| EXERCISE DETAILS |
The entries below should be copied exactly and completely.

| DATA |
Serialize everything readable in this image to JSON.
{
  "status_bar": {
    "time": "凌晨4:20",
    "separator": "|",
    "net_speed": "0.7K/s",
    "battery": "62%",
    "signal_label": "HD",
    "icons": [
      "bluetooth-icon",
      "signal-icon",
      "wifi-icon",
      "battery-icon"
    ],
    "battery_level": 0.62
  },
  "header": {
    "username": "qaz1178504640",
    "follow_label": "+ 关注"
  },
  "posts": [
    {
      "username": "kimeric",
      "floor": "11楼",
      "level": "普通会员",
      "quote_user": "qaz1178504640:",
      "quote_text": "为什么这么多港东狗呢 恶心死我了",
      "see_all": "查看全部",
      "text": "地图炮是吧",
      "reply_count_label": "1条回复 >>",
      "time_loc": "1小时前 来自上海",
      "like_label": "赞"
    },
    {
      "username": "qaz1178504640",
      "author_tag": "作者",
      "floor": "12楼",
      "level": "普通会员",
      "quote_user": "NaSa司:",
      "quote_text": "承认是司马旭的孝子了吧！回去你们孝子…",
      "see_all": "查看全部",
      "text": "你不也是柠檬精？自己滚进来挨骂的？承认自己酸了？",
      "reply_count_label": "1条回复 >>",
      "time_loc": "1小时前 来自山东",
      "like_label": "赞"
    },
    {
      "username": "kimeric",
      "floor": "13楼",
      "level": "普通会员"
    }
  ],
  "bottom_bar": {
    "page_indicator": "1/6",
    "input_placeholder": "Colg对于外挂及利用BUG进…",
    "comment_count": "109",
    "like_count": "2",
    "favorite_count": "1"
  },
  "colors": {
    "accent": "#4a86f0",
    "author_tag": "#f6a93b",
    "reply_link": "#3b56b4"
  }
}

| RESULT |
Serialize everything readable in this image to JSON.
{
  "status_bar": {
    "time": "凌晨4:20",
    "separator": "|",
    "net_speed": "0.7K/s",
    "battery": "62%",
    "signal_label": "HD",
    "icons": [
      "bluetooth-icon",
      "signal-icon",
      "wifi-icon",
      "battery-icon"
    ],
    "battery_level": 0.62
  },
  "header": {
    "username": "qaz1178504640",
    "follow_label": "+ 关注"
  },
  "posts": [
    {
      "username": "kimeric",
      "floor": "11楼",
      "level": "普通会员",
      "quote_user": "qaz1178504640:",
      "quote_text": "为什么这么多港东狗呢 恶心死我了",
      "see_all": "查看全部",
      "text": "地图炮是吧",
      "reply_count_label": "1条回复 >>",
      "time_loc": "1小时前 来自上海",
      "like_label": "赞"
    },
    {
      "username": "qaz1178504640",
      "author_tag": "作者",
      "floor": "12楼",
      "level": "普通会员",
      "quote_user": "NaSa司:",
      "quote_text": "承认是司马旭的孝子了吧！回去你们孝子…",
      "see_all": "查看全部",
      "text": "你不也是柠檬精？自己滚进来挨骂的？承认自己酸了？",
      "reply_count_label": "1条回复 >>",
      "time_loc": "1小时前 来自山东",
      "like_label": "赞"
    },
    {
      "username": "kimeric",
      "floor": "13楼",
      "level": "普通会员"
    }
  ],
  "bottom_bar": {
    "page_indicator": "1/6",
    "input_placeholder": "Colg对于外挂及利用BUG进…",
    "comment_count": "109",
    "like_count": "2",
    "favorite_count": "1"
  },
  "colors": {
    "accent": "#4a86f0",
    "author_tag": "#f6a93b",
    "reply_link": "#3b56b4"
  }
}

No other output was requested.